==== Materials provided ====

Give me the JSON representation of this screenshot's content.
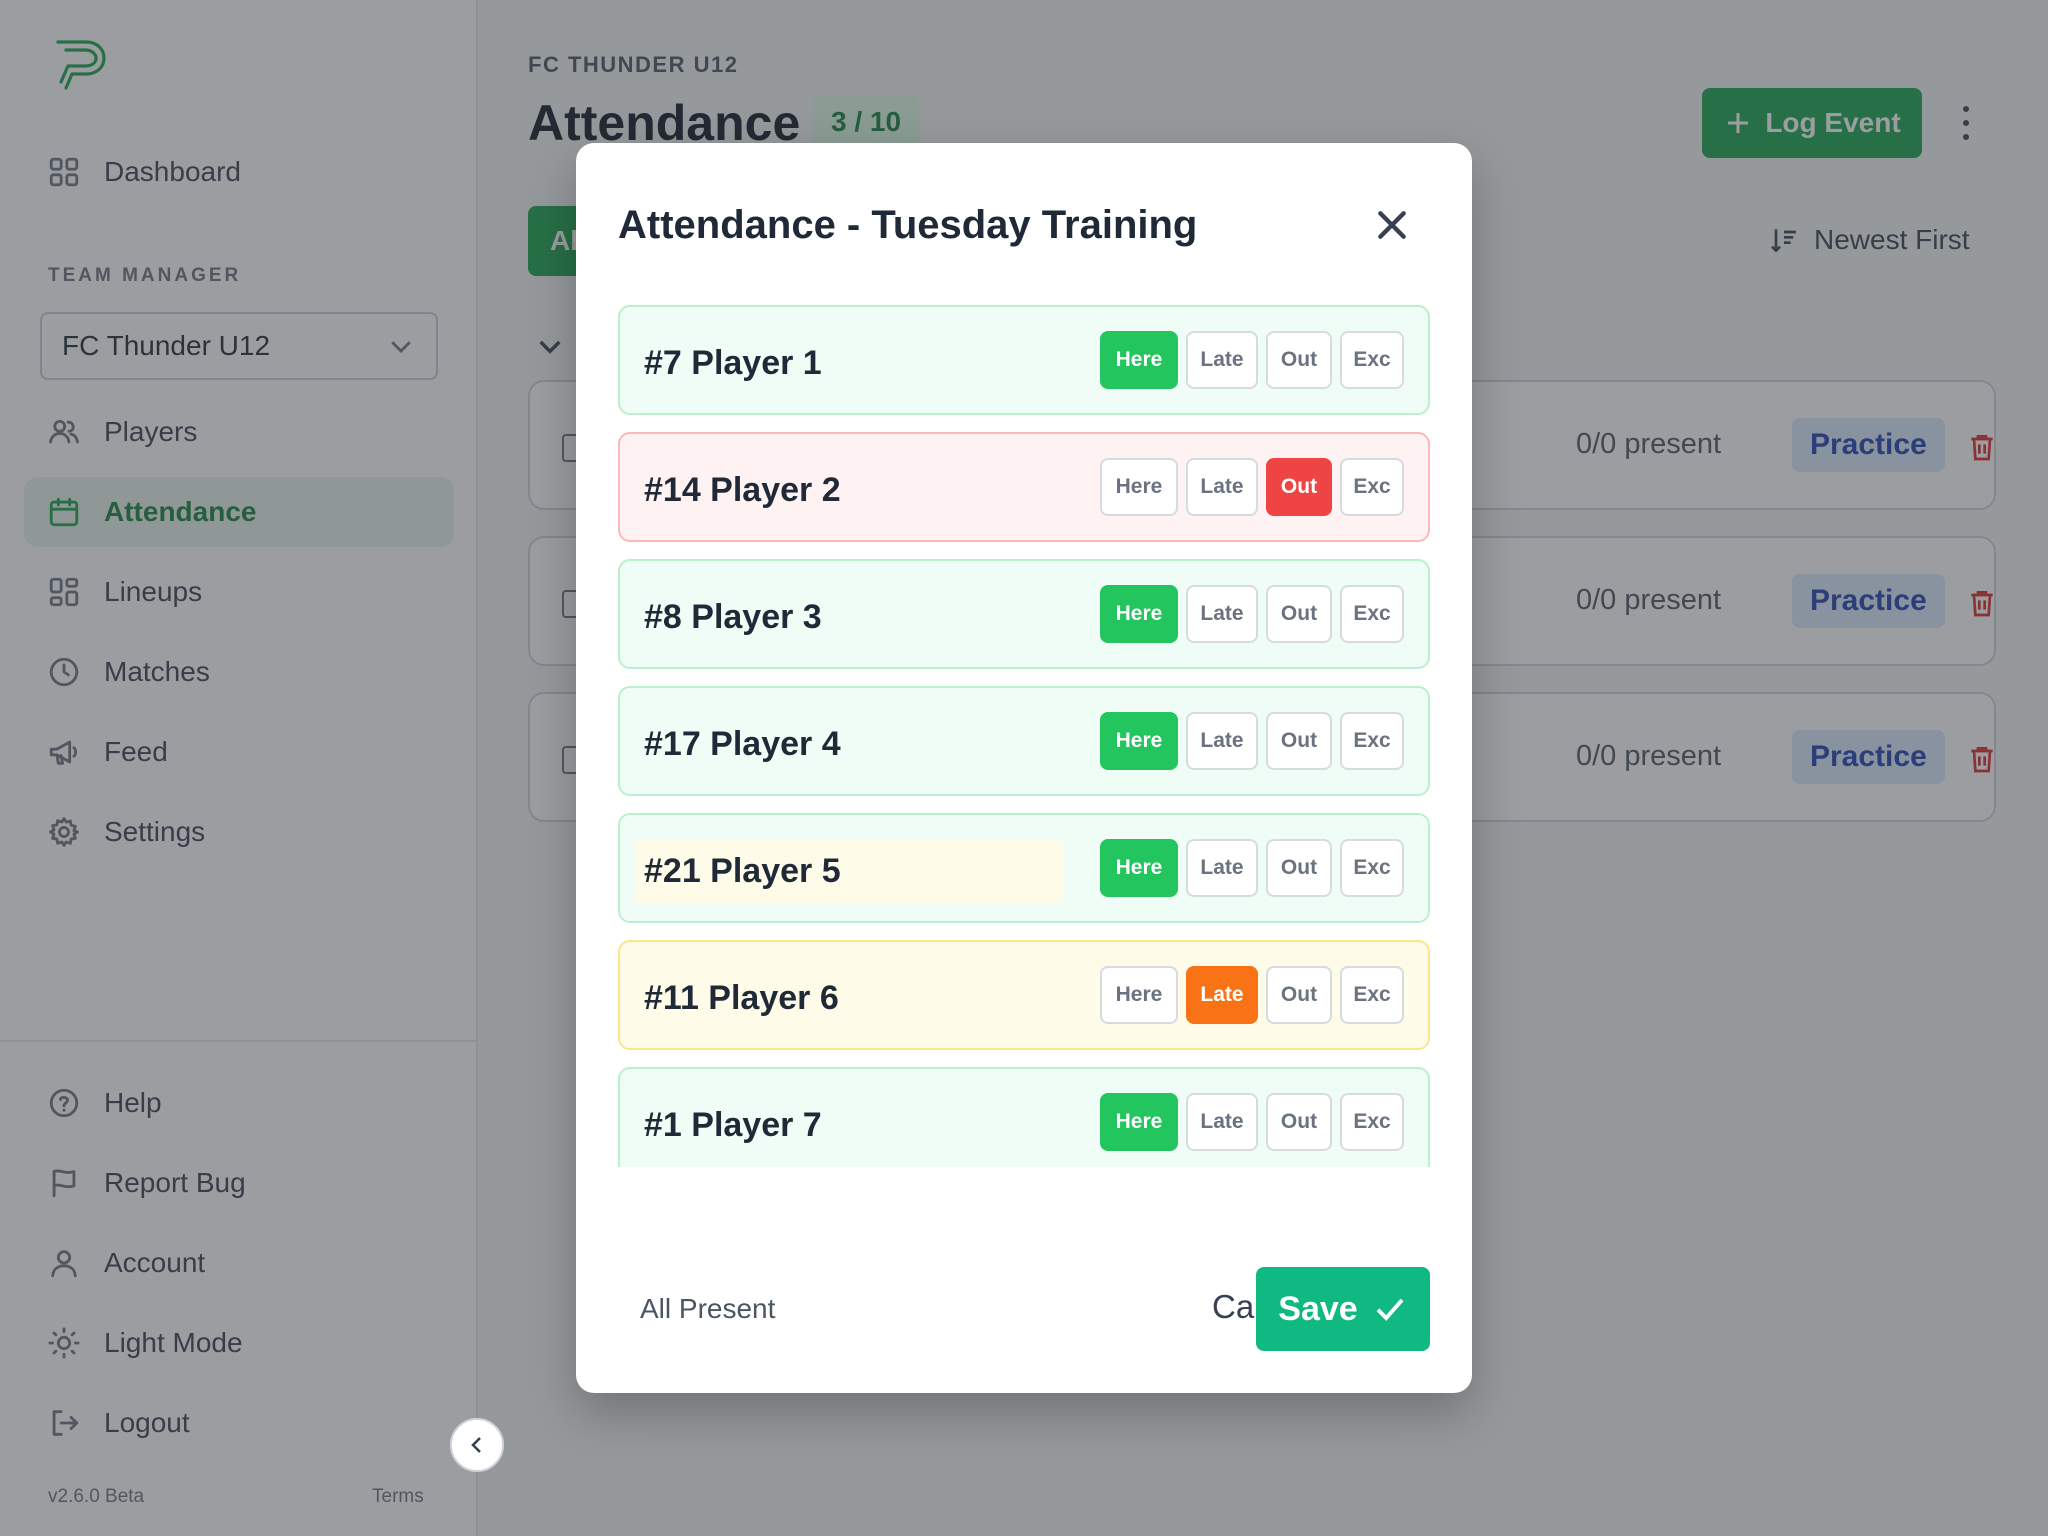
{
  "sidebar": {
    "nav": [
      {
        "label": "Dashboard",
        "icon": "grid-icon"
      },
      {
        "label": "Players",
        "icon": "users-icon"
      },
      {
        "label": "Attendance",
        "icon": "calendar-icon",
        "active": true
      },
      {
        "label": "Lineups",
        "icon": "layout-icon"
      },
      {
        "label": "Matches",
        "icon": "clock-icon"
      },
      {
        "label": "Feed",
        "icon": "megaphone-icon"
      },
      {
        "label": "Settings",
        "icon": "gear-icon"
      }
    ],
    "section_label": "TEAM MANAGER",
    "team_select": "FC Thunder U12",
    "bottom_nav": [
      {
        "label": "Help",
        "icon": "help-icon"
      },
      {
        "label": "Report Bug",
        "icon": "flag-icon"
      },
      {
        "label": "Account",
        "icon": "user-icon"
      },
      {
        "label": "Light Mode",
        "icon": "sun-icon"
      },
      {
        "label": "Logout",
        "icon": "logout-icon"
      }
    ],
    "version": "v2.6.0 Beta",
    "terms": "Terms"
  },
  "header": {
    "breadcrumb": "FC THUNDER U12",
    "title": "Attendance",
    "count": "3 / 10",
    "log_event": "Log Event",
    "filter_tab": "Al",
    "sort": "Newest First"
  },
  "events": [
    {
      "present": "0/0 present",
      "type": "Practice"
    },
    {
      "present": "0/0 present",
      "type": "Practice"
    },
    {
      "present": "0/0 present",
      "type": "Practice"
    }
  ],
  "modal": {
    "title": "Attendance - Tuesday Training",
    "status_labels": {
      "here": "Here",
      "late": "Late",
      "out": "Out",
      "exc": "Exc"
    },
    "players": [
      {
        "name": "#7 Player 1",
        "status": "here"
      },
      {
        "name": "#14 Player 2",
        "status": "out"
      },
      {
        "name": "#8 Player 3",
        "status": "here"
      },
      {
        "name": "#17 Player 4",
        "status": "here"
      },
      {
        "name": "#21 Player 5",
        "status": "here"
      },
      {
        "name": "#11 Player 6",
        "status": "late"
      },
      {
        "name": "#1 Player 7",
        "status": "here"
      },
      {
        "name": "",
        "status": "here"
      }
    ],
    "all_present": "All Present",
    "cancel": "Cancel",
    "save": "Save"
  },
  "colors": {
    "brand_green": "#16a34a",
    "here": "#22c55e",
    "out": "#ef4444",
    "late": "#f97316",
    "practice_badge": "#dbeafe"
  }
}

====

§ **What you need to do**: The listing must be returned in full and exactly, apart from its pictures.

§ **Solution**:
Give me the JSON representation of this screenshot's content.
{
  "sidebar": {
    "nav": [
      {
        "label": "Dashboard",
        "icon": "grid-icon"
      },
      {
        "label": "Players",
        "icon": "users-icon"
      },
      {
        "label": "Attendance",
        "icon": "calendar-icon",
        "active": true
      },
      {
        "label": "Lineups",
        "icon": "layout-icon"
      },
      {
        "label": "Matches",
        "icon": "clock-icon"
      },
      {
        "label": "Feed",
        "icon": "megaphone-icon"
      },
      {
        "label": "Settings",
        "icon": "gear-icon"
      }
    ],
    "section_label": "TEAM MANAGER",
    "team_select": "FC Thunder U12",
    "bottom_nav": [
      {
        "label": "Help",
        "icon": "help-icon"
      },
      {
        "label": "Report Bug",
        "icon": "flag-icon"
      },
      {
        "label": "Account",
        "icon": "user-icon"
      },
      {
        "label": "Light Mode",
        "icon": "sun-icon"
      },
      {
        "label": "Logout",
        "icon": "logout-icon"
      }
    ],
    "version": "v2.6.0 Beta",
    "terms": "Terms"
  },
  "header": {
    "breadcrumb": "FC THUNDER U12",
    "title": "Attendance",
    "count": "3 / 10",
    "log_event": "Log Event",
    "filter_tab": "Al",
    "sort": "Newest First"
  },
  "events": [
    {
      "present": "0/0 present",
      "type": "Practice"
    },
    {
      "present": "0/0 present",
      "type": "Practice"
    },
    {
      "present": "0/0 present",
      "type": "Practice"
    }
  ],
  "modal": {
    "title": "Attendance - Tuesday Training",
    "status_labels": {
      "here": "Here",
      "late": "Late",
      "out": "Out",
      "exc": "Exc"
    },
    "players": [
      {
        "name": "#7 Player 1",
        "status": "here"
      },
      {
        "name": "#14 Player 2",
        "status": "out"
      },
      {
        "name": "#8 Player 3",
        "status": "here"
      },
      {
        "name": "#17 Player 4",
        "status": "here"
      },
      {
        "name": "#21 Player 5",
        "status": "here"
      },
      {
        "name": "#11 Player 6",
        "status": "late"
      },
      {
        "name": "#1 Player 7",
        "status": "here"
      },
      {
        "name": "",
        "status": "here"
      }
    ],
    "all_present": "All Present",
    "cancel": "Cancel",
    "save": "Save"
  },
  "colors": {
    "brand_green": "#16a34a",
    "here": "#22c55e",
    "out": "#ef4444",
    "late": "#f97316",
    "practice_badge": "#dbeafe"
  }
}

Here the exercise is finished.